In essence, we see problems in tackle and try to fix those problems -- just like our salt-free stick-bait endeavor. Another example is our Vertigo Jig Head, which solved the two problems that confounds many anglers when they employ vertical presentations. One of those problems is the jig and soft-plastic bait hangs at an acute angle. The other one is that the knot slides around on the eye of the hook, which adversely affects the presentation and hooking abilities of the jig. We fixed those woes with the 1/16-ounce Vertigo Jig Head, and we are working on a version of it for smaller size jigs.
(1) Here are several of the soft-plastic baits that James Bradshaw manufactures which should catch the fancy of some Midwest finesse anglers and their quarries:
(a) The 2 1/2-inch Cut'r Bug is available in 22 colors. A Midwest finesse angler can purchase a package of 10 for $4.39. The 3 1/2-incher is available in 26 colors. A package of 10 can be purchased for $4.79.
(b) The Maniac Minnow is made in three sizes: two, three, and six inches. The three-incher is the one that will fit the needs of most Midwest finesse anglers. It is available in 14 colors. A package of 10 sells for $3.99.
(c) The Manaic Salt Stick is a stick-style bait, which is made in three sizes: a three-incher, four-incher, and five-incher. The three-incher is available in 13 colors, and a package of eight sells for $3.79. The four-incher is available in 14 colors, and a package of eight sells for $4.59. The five-incher is created in six colors, and a package of eight sells for $5.59.
(d) The four-inch Paddle Tail Worm is available in 16 colors. A package of 10 can be purchased for $4.59.
(2) Here is the link to Maniac's Web site: http://www.maniaccustomlures.com/zen/.
(3) Here is the link to Maniac's Facebook : https://www.facebook.com/maniaccustomlures.
(4) It is interesting to note that Bradshaw was not aware that the late Gene Larew of Cape Fair, Missouri, created his three-inch Swimmin Minnow back in the 1970s. It was the fountainhead of baits like Wham's Fisheze and Maniac Minnow.
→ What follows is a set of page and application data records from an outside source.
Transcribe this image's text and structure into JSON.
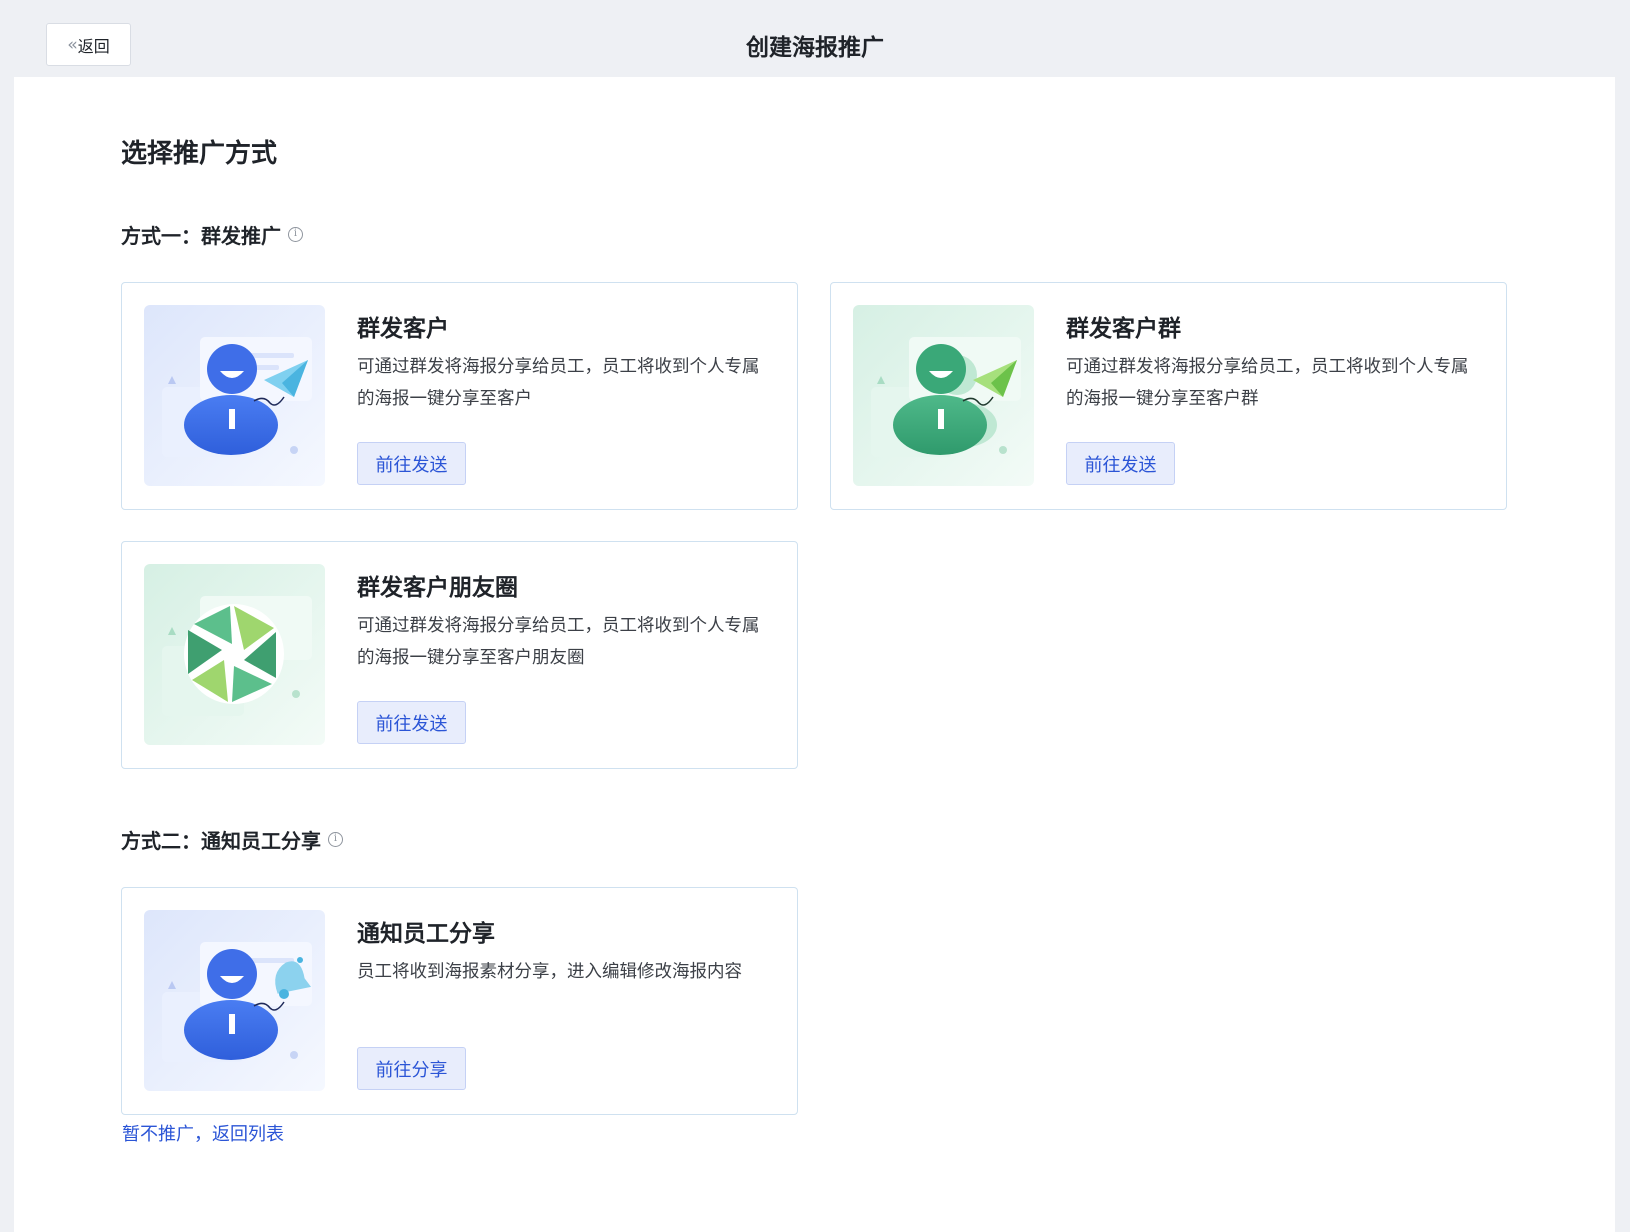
{
  "header": {
    "back_label": "返回",
    "title": "创建海报推广"
  },
  "main": {
    "section_title": "选择推广方式",
    "methods": [
      {
        "title": "方式一：群发推广",
        "cards": [
          {
            "title": "群发客户",
            "desc": "可通过群发将海报分享给员工，员工将收到个人专属的海报一键分享至客户",
            "button": "前往发送",
            "illustration": "person-paper-plane-blue"
          },
          {
            "title": "群发客户群",
            "desc": "可通过群发将海报分享给员工，员工将收到个人专属的海报一键分享至客户群",
            "button": "前往发送",
            "illustration": "person-group-paper-plane-green"
          },
          {
            "title": "群发客户朋友圈",
            "desc": "可通过群发将海报分享给员工，员工将收到个人专属的海报一键分享至客户朋友圈",
            "button": "前往发送",
            "illustration": "moments-aperture-green"
          }
        ]
      },
      {
        "title": "方式二：通知员工分享",
        "cards": [
          {
            "title": "通知员工分享",
            "desc": "员工将收到海报素材分享，进入编辑修改海报内容",
            "button": "前往分享",
            "illustration": "person-bell-blue"
          }
        ]
      }
    ],
    "footer_link": "暂不推广，返回列表"
  },
  "colors": {
    "accent": "#2b55d6",
    "button_bg": "#e8edfc",
    "card_border": "#cfe1f0",
    "page_bg": "#eef0f4"
  }
}
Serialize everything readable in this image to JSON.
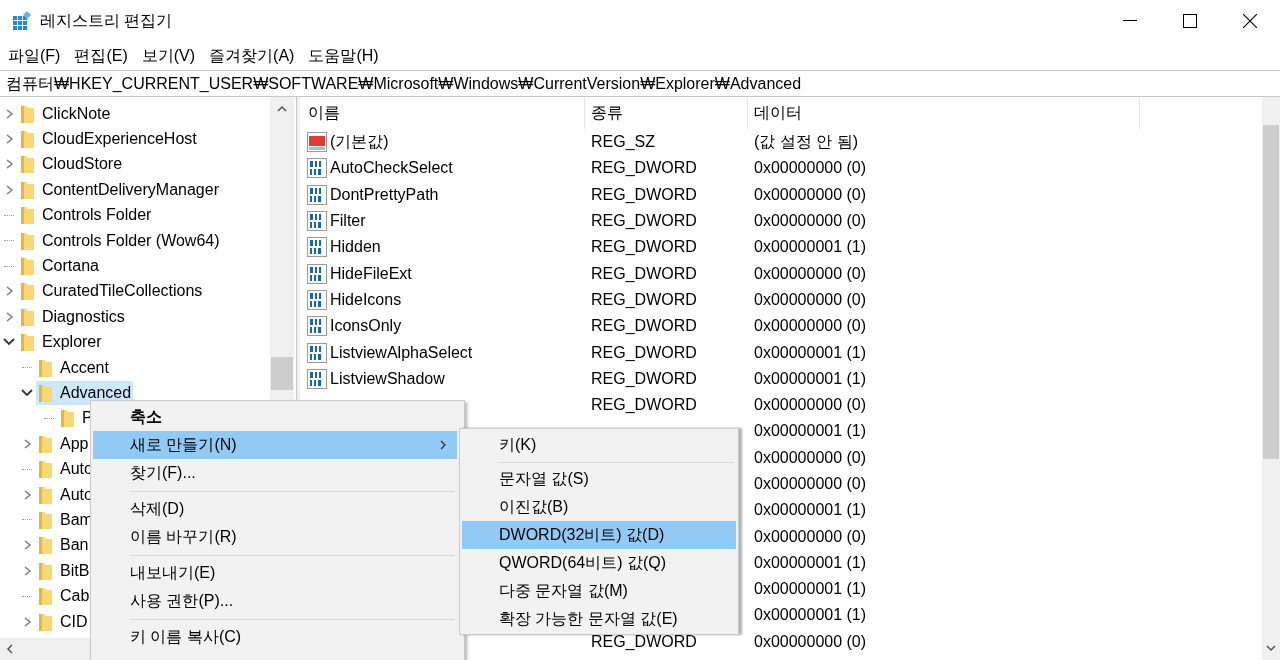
{
  "window": {
    "title": "레지스트리 편집기"
  },
  "menu_bar": [
    "파일(F)",
    "편집(E)",
    "보기(V)",
    "즐겨찾기(A)",
    "도움말(H)"
  ],
  "address_bar": {
    "value": "컴퓨터₩HKEY_CURRENT_USER₩SOFTWARE₩Microsoft₩Windows₩CurrentVersion₩Explorer₩Advanced"
  },
  "tree": {
    "items": [
      {
        "label": "ClickNote",
        "expanded": false,
        "selected": false
      },
      {
        "label": "CloudExperienceHost",
        "expanded": false,
        "selected": false
      },
      {
        "label": "CloudStore",
        "expanded": false,
        "selected": false
      },
      {
        "label": "ContentDeliveryManager",
        "expanded": false,
        "selected": false
      },
      {
        "label": "Controls Folder",
        "selected": false
      },
      {
        "label": "Controls Folder (Wow64)",
        "selected": false
      },
      {
        "label": "Cortana",
        "selected": false
      },
      {
        "label": "CuratedTileCollections",
        "expanded": false,
        "selected": false
      },
      {
        "label": "Diagnostics",
        "expanded": false,
        "selected": false
      },
      {
        "label": "Explorer",
        "expanded": true,
        "selected": false,
        "children": [
          {
            "label": "Accent",
            "selected": false
          },
          {
            "label": "Advanced",
            "expanded": true,
            "selected": true,
            "children": [
              {
                "label": "P",
                "selected": false
              }
            ]
          },
          {
            "label": "App",
            "expanded": false,
            "selected": false
          },
          {
            "label": "Auto",
            "selected": false
          },
          {
            "label": "Auto",
            "expanded": false,
            "selected": false
          },
          {
            "label": "Bam",
            "selected": false
          },
          {
            "label": "Ban",
            "expanded": false,
            "selected": false
          },
          {
            "label": "BitB",
            "expanded": false,
            "selected": false
          },
          {
            "label": "Cab",
            "selected": false
          },
          {
            "label": "CID",
            "expanded": false,
            "selected": false
          }
        ]
      }
    ]
  },
  "values_list": {
    "columns": [
      "이름",
      "종류",
      "데이터"
    ],
    "rows": [
      {
        "kind": "string",
        "name": "(기본값)",
        "type": "REG_SZ",
        "data": "(값 설정 안 됨)"
      },
      {
        "kind": "dword",
        "name": "AutoCheckSelect",
        "type": "REG_DWORD",
        "data": "0x00000000 (0)"
      },
      {
        "kind": "dword",
        "name": "DontPrettyPath",
        "type": "REG_DWORD",
        "data": "0x00000000 (0)"
      },
      {
        "kind": "dword",
        "name": "Filter",
        "type": "REG_DWORD",
        "data": "0x00000000 (0)"
      },
      {
        "kind": "dword",
        "name": "Hidden",
        "type": "REG_DWORD",
        "data": "0x00000001 (1)"
      },
      {
        "kind": "dword",
        "name": "HideFileExt",
        "type": "REG_DWORD",
        "data": "0x00000000 (0)"
      },
      {
        "kind": "dword",
        "name": "HideIcons",
        "type": "REG_DWORD",
        "data": "0x00000000 (0)"
      },
      {
        "kind": "dword",
        "name": "IconsOnly",
        "type": "REG_DWORD",
        "data": "0x00000000 (0)"
      },
      {
        "kind": "dword",
        "name": "ListviewAlphaSelect",
        "type": "REG_DWORD",
        "data": "0x00000001 (1)"
      },
      {
        "kind": "dword",
        "name": "ListviewShadow",
        "type": "REG_DWORD",
        "data": "0x00000001 (1)"
      },
      {
        "type": "REG_DWORD",
        "data": "0x00000000 (0)"
      },
      {
        "data": "0x00000001 (1)"
      },
      {
        "data": "0x00000000 (0)"
      },
      {
        "data": "0x00000000 (0)"
      },
      {
        "data": "0x00000001 (1)"
      },
      {
        "data": "0x00000000 (0)"
      },
      {
        "data": "0x00000001 (1)"
      },
      {
        "data": "0x00000001 (1)"
      },
      {
        "data": "0x00000001 (1)"
      },
      {
        "type": "REG_DWORD",
        "data": "0x00000000 (0)"
      }
    ]
  },
  "context_menu": {
    "items": [
      {
        "kind": "item",
        "label": "축소",
        "default": true,
        "has_submenu": false,
        "selected": false
      },
      {
        "kind": "item",
        "label": "새로 만들기(N)",
        "default": false,
        "has_submenu": true,
        "selected": true
      },
      {
        "kind": "item",
        "label": "찾기(F)...",
        "default": false,
        "has_submenu": false,
        "selected": false
      },
      {
        "kind": "separator"
      },
      {
        "kind": "item",
        "label": "삭제(D)",
        "default": false,
        "has_submenu": false,
        "selected": false
      },
      {
        "kind": "item",
        "label": "이름 바꾸기(R)",
        "default": false,
        "has_submenu": false,
        "selected": false
      },
      {
        "kind": "separator"
      },
      {
        "kind": "item",
        "label": "내보내기(E)",
        "default": false,
        "has_submenu": false,
        "selected": false
      },
      {
        "kind": "item",
        "label": "사용 권한(P)...",
        "default": false,
        "has_submenu": false,
        "selected": false
      },
      {
        "kind": "separator"
      },
      {
        "kind": "item",
        "label": "키 이름 복사(C)",
        "default": false,
        "has_submenu": false,
        "selected": false
      }
    ]
  },
  "submenu": {
    "items": [
      {
        "kind": "item",
        "label": "키(K)",
        "selected": false
      },
      {
        "kind": "separator"
      },
      {
        "kind": "item",
        "label": "문자열 값(S)",
        "selected": false
      },
      {
        "kind": "item",
        "label": "이진값(B)",
        "selected": false
      },
      {
        "kind": "item",
        "label": "DWORD(32비트) 값(D)",
        "selected": true
      },
      {
        "kind": "item",
        "label": "QWORD(64비트) 값(Q)",
        "selected": false
      },
      {
        "kind": "item",
        "label": "다중 문자열 값(M)",
        "selected": false
      },
      {
        "kind": "item",
        "label": "확장 가능한 문자열 값(E)",
        "selected": false
      }
    ]
  }
}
And for three decades, the Swimmin Minnow was a very popular bait with knowledgeable and talented black bass anglers in the Ozarks, such as Stacey King of Reeds Spring, Missouri. In a telephone conversation on Jan. 16, King said that he has caught untold numbers of largemouth bass and spotted bass on Larew's Swimmin Minnow. Its popularity, however, has waned in the Ozarks. In fact, Gene Larew Lures, which is now in Tulsa, Oklahoma, only makes a two-inch model that is for crappie anglers. Brian Snowden of Reeds Spring, Missouri, says that finesse anglers are using three-inch boot-tail swimbaits -- such as Keitech's Swing Impact --nowadays rather than Gene Larew's classic Swimmin Minnow.